Yeah. I gained 30 pounds in one week.
Monday last week started off well. Blood work and urine test. Well into day six of my fast. And then the light headedness hit. My appetite has been unmanaged since then.
Had I managed to stick to the recovery-meal-only I’d initially intended, I’d likely be in the home stretch of a 14 day fast right now, with one fatty/keto hiccup. Instead, I put on 30 pounds in 7 days. Whole lot of candy, donuts and pastries, soda, buns on burgers, etc.
Yes, in calorie terms, I didn’t eat 30*3500 calories. Most of the weight is inflammation. My knees and other joints, my lungs, most of me is bloated. My right leg has been weeping from an open blister for several days, under so much pressure.
One bad day, even a horrific day like last Monday, wouldn’t have led to this. Seven straight days? clearly possible.
There’s no sense beating myself up. This is a journey, one with setbacks. Knowing that insulin resistance and carb addiction go hand in hand, I’m not totally in the drivers seat. But I’m trying to learn from these things. I could have eaten something besides nuts. I could have gone straight home rather than stop to shop, and foraged for food there. One high fat, modest protein meal would have barely caused a hiccup in the fast. I think I erred the day before in having a lot of olive oil, which led to no change in my day to day weight. Had I dipped under 440, I suspect my determination to not go nuts would have been stronger. Nevertheless, I need/want to disconnect motivation from goals. The motivation should be in the process, not in milestones. “I’m on a roll. Stabilize the now, and keep on keeping on.”
Jimmy Moore, who’s been doing his own 21 day fast, had something like that. On day 12 of his fast, he hit a stress speed bump and did a stabilizing meal – nuts, and fathead pizza. pretty solid meal, but then back to doing it. In one sense you could say that’s the end of the fast. But by getting right back on the horse, if he reaches the end of day 21 with only the one (keto-friendly) meal, it’s still a heck of an accomplishment.
I need to establish coping mechanisms for moments like that, so I can weather future temptations more effectively. The danger of binges like this is that you never know when you’ll redline the stress meter. I have ended up in the emergency room in the last year from pushing myself too far.
I am capable of overcoming this. It’s not just a matter of willpower. Getting into a fast is actually a place of safety; the temptations are more easy to bear. And my body responds positively to that respite.
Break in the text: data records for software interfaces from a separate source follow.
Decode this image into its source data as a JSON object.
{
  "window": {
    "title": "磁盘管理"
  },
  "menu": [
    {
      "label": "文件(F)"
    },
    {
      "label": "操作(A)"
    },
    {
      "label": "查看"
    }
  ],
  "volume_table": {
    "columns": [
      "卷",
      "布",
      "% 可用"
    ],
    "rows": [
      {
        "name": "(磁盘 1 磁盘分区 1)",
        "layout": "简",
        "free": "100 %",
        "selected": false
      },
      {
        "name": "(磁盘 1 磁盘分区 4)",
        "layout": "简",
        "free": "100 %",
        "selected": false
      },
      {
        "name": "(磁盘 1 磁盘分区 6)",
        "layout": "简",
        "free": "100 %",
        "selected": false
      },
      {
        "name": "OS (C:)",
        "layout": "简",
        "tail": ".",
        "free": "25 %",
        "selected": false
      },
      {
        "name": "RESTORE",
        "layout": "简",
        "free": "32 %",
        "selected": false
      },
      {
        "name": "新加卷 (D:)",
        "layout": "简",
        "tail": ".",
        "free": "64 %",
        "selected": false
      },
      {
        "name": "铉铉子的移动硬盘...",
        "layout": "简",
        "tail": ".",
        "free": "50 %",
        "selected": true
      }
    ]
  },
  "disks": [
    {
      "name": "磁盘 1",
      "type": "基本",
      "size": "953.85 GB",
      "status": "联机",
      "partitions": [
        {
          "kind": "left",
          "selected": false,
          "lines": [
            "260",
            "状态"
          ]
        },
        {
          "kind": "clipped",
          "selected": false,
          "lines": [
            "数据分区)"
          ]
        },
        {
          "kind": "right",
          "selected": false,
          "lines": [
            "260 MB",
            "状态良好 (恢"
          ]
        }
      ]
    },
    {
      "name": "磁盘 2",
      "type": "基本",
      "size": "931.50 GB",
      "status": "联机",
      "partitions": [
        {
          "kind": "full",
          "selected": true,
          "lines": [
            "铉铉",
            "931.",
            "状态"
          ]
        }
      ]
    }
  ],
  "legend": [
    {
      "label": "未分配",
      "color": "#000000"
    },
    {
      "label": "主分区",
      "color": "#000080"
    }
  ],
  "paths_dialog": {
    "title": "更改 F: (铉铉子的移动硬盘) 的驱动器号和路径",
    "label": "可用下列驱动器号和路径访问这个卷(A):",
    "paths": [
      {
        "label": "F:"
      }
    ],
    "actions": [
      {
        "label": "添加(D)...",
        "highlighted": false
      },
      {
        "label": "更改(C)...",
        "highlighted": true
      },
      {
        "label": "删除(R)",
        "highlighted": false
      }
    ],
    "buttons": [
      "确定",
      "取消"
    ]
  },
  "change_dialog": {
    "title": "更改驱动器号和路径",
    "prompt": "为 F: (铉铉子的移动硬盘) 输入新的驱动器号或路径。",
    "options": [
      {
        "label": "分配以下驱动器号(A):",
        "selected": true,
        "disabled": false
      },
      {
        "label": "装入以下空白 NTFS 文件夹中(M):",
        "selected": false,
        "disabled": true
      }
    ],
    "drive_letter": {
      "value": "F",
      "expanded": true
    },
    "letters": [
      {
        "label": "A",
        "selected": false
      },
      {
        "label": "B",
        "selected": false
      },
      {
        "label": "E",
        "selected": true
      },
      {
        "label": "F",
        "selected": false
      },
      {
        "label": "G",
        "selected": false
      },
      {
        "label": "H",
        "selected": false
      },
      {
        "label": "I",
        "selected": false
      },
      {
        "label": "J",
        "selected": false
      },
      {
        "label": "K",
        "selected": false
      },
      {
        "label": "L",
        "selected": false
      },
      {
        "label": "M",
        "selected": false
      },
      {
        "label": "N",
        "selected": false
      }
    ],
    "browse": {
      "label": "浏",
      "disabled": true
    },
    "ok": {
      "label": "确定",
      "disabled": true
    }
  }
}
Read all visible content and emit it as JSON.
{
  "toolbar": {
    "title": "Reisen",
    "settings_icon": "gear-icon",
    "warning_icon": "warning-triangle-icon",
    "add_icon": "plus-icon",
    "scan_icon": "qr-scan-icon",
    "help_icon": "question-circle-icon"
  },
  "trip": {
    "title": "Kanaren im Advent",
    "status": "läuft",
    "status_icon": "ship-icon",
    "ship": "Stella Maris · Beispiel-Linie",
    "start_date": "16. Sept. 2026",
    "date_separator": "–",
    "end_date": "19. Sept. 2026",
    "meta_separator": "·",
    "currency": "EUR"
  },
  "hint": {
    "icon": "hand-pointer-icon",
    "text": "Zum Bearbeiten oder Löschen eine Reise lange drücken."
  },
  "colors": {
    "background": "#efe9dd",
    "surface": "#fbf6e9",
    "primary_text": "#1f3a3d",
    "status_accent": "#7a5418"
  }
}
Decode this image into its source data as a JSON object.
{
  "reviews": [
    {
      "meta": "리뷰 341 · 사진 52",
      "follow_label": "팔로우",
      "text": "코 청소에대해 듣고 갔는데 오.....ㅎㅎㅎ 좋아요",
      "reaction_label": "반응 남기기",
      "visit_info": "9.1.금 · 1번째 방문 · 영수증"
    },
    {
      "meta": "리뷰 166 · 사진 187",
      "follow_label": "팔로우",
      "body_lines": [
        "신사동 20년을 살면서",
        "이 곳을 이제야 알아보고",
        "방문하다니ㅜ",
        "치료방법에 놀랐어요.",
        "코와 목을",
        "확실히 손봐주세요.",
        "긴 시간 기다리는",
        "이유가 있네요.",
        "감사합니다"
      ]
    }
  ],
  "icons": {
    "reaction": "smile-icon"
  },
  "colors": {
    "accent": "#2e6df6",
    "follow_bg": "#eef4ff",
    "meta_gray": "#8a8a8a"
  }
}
So, after my late dinner and hard candy Halloween binge, I decided to declare a new fast.
I should say that not every day was hideous. I made it more than 24 hours from saturday to sunday, and I had several 14-18 hour intermittent fasts. But the eating periods were pretty bad most days. I made it to church on Sunday. After so many migraine mornings, I’m glad I made it, though we were late to the first meeting. Afterward, I watched a film on Sunday, about a youngish guy who weighed 315 and decided to do a 40 day fast like in the Bible. He later stretched it because he “wanted to break the world record” which he thought was 50 days. (oh, honey, bless your heart. Don’t tell him about Angus and his 382 day fast.) He went 55, and had some pretty good success. He went water only for that time, but he also did quite a bit of traveling, couch surfing, exercising, etc. He overdid the exertion a few times, and paid for it. especially toward the end, leading to some depleted moments on the couch. But he made it. He did some things of which Dr. Fung would not approve – both starting and ending his fast with several days’ juice-only “fasting.” But the transformation he made was impressive.
Yes, I think about how great it would be to go that long. Just take food out of the equation for as long as it takes. But I also know it makes sense to apply lessons and gauge progress. 5-7 day fasts have done me well. I’d like to try going longer, but safely. Two week fasts at a time with a few days between could work out for me.